Note: In print, this appeared as part of our Special Search Focus in which we took an extensive look at the trends in search today, including the sudden flurry of desktop search tool announcements and their viability in the marketplace, the state of multilingual and local search, and a round-up and discussion of a variety of multimedia search tools. Links to other articles are below.
Recently there's been an explosion of new developments related to finding and using visual and audio resources on the Web. Multimedia is definitely hot. While there have been some fee-based services that monitor and provide clips of television programming for corporations, such as ShadowTV and Critical TV, we're seeing considerable activity in providing free access to multimedia content on the Web.
blinkx TV is a fairly new beta service that offers free searching of TV and radio content. blinkx creates its indexes from both Web-based video content and direct video feeds, using its proprietary technology to create a searchable transcript. Users actually access a pop-up window with the video playing.
In late January, Google Video made its debut. Interestingly, at this point in the beta product's development, it doesn't index videos on the Web in general, just television, and it doesn't even show the videos. It searches the closed captioning text and provides an excerpt from the text and a still image from the program. Currently, it seems geared towards searching for local TV listings. But don't count Google out—this is clearly just the first step in a larger strategy, and adding playback is already a promised enhancement.
Not to be outdone (visually or otherwise) by its rival, Yahoo! has released Yahoo! Video, which searches the Web for playable video clips. The search feature had been in beta since December, and Yahoo! has added Video as a link on its main search page—probably not a coincidence that it was timed to the Google announcement. And according to the Yahoo! Search blog, it has added TVEyes as a feed partner: this "will allow us to index closed captioned broadcast video content not previously available online, enabling you to ‘search inside the video.' Their sources include broadcast video from Bloomberg, BBC, and BSkyB—that's just for starters."
While Google and Yahoo! tend to grab headlines with any announcement they make, search engines have actually been offering multimedia search capabilities for some time. Lycos has had some form of multimedia search for years; however, it was buried in the Lycos Network. With the recent revitalization of Lycos.com as search-centric, multimedia search is now easily accessible from the Lycos homepage. Lycos uses the Yahoo! multimedia catalog as its source.
Singingfish locates freely available audio and video files across the Web through its crawling and through partnerships with sites providing feeds. Singingfish indexes Windows Media, Real, QuickTime, and MP3 file formats. AOL acquired Singingfish Inc. in late 2003. By late 2004, the index included "more than 14 million searchable streams and MP3s with thousands added daily."
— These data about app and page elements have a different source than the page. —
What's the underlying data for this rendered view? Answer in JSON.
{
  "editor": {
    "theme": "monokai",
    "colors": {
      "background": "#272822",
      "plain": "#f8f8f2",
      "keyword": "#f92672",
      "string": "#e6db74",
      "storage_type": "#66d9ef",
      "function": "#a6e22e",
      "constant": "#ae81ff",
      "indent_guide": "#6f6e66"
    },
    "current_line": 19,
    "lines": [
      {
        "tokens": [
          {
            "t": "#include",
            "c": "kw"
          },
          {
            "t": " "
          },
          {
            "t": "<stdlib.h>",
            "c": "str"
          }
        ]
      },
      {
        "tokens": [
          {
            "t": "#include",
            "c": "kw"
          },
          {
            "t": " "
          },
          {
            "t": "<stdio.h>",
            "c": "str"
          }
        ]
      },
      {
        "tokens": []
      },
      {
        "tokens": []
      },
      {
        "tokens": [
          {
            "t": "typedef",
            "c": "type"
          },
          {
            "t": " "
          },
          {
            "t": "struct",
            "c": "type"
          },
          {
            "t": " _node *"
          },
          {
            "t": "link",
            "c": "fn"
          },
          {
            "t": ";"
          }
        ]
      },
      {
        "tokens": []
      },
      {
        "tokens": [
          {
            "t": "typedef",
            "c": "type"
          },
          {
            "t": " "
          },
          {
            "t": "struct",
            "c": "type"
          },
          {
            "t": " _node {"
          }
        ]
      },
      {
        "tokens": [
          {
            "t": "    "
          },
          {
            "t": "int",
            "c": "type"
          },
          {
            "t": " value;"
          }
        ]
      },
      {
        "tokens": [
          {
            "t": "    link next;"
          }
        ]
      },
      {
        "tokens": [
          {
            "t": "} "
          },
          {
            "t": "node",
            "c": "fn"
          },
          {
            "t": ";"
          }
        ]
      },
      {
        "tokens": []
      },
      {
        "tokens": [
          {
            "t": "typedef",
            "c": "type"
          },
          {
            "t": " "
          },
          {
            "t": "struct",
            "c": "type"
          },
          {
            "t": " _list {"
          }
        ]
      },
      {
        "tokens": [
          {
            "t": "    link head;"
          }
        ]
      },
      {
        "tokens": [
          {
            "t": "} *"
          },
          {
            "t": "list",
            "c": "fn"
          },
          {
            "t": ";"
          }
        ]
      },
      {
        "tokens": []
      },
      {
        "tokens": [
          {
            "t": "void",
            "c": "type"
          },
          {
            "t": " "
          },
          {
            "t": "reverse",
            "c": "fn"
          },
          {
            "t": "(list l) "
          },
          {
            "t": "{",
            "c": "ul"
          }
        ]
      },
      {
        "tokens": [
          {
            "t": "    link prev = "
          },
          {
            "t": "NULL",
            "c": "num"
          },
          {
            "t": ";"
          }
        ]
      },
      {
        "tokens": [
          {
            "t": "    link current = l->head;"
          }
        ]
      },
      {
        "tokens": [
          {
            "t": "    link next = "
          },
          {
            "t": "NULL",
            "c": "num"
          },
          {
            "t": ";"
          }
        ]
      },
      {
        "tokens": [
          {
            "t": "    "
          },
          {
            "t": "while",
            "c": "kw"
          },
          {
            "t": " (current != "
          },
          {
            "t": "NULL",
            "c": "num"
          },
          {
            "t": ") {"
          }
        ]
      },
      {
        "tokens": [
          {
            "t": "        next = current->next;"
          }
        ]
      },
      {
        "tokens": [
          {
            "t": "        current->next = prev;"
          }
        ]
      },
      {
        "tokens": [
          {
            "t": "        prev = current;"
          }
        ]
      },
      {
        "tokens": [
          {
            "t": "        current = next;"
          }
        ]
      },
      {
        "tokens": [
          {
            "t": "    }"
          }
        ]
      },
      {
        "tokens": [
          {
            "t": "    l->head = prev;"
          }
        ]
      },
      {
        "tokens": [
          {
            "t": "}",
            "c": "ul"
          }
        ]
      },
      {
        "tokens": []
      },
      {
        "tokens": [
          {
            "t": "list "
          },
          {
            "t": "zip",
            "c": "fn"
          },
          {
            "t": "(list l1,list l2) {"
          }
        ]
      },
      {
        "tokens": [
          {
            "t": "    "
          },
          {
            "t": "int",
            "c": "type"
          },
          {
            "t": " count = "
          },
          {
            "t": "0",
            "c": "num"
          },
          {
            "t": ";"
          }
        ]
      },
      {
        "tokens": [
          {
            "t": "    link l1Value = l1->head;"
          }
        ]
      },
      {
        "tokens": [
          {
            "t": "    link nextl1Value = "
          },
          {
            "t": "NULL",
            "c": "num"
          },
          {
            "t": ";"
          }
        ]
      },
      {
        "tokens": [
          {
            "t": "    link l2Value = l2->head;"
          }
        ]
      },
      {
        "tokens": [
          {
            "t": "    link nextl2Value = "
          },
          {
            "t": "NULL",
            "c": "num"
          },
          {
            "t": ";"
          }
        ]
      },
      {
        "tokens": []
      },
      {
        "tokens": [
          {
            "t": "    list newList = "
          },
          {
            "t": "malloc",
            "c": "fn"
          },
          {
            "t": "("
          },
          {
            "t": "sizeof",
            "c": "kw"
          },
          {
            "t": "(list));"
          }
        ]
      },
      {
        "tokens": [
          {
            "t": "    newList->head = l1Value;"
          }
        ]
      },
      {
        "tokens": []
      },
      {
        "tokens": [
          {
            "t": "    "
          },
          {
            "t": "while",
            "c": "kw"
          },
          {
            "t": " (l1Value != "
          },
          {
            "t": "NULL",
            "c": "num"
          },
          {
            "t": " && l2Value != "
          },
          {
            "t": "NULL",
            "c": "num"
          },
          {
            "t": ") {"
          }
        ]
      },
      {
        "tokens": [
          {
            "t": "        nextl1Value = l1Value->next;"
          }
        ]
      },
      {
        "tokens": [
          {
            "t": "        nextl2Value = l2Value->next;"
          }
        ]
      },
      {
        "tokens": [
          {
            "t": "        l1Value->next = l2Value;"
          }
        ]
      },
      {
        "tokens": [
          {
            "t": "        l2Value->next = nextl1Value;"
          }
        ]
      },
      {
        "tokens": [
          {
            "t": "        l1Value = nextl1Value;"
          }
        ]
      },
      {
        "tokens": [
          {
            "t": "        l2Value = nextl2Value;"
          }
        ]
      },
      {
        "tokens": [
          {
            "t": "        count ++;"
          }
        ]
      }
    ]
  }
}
Amazon's search subsidiary, A9.com, has added 20 million street-level photos that will be displayed alongside local business directory search results. The photos initially cover most addresses in ten major cities, with plans to add photographs of businesses in other major cities later this year. It's not multimedia, but it is sort of interactive. I found a business address with photos of the company's building in Dallas, and was able to navigate around for a 360-degree view and see nearby businesses. Pretty cool stuff. I'm not sure how practical it is, but at least I could see how far the visitor parking spots were from the building entrance.
And if you'd like a glimpse into the future, there's a tool you can try now that comes from work being done in Australia. According to the press release from CSIRO (Commonwealth Scientific and Industrial Research Organisation), the free Annodex plug-in for the Mozilla Firefox browser gives users the ability to use text queries to search for video clips, watch a selection, then seamlessly hyperlink to further content. When used with a Web search engine, video search works just like users expect and delivers actual video content. A search provides the user with a detailed summary of the video content, an interactive list of video clips, and hyperlinks to additional material. Annodex is a collaborative project of the CSIRO ICT Centre and the government-supported Centre for Networking Technologies for the Information Economy (CeNTIE). The technology behind Annodex is known as Continuous Media Markup Language (CMML). CSIRO says that "CMML does for time-continuous media what HTML does for text."
Commenting on these recent developments, an industry analyst at Outsell stated, "These new rollouts will have widespread implications. Users will now expect video to be accessible by a simple search—period. Web sites and aggregators that have search capabilities but cover only text-based material will soon be left behind. The savvy ones will already be looking for ways to add value to the content with more advanced search or integration capabilities."
The bottom line is that users will now expect to find any format online including books, journals, reference material, and audio and visual content of all kinds. The challenge will be to educate average searchers as to what is and what is not (yet) included and to show them the best tools and resources for finding what they need.
Related articles, which ran as part of the May 2005 Special Search Focus
Search Tools Converge on the Desktop, Ron Miller
Search in Any Language, Heidi Gautschi
Local Search Brings Results Home, Ron Miller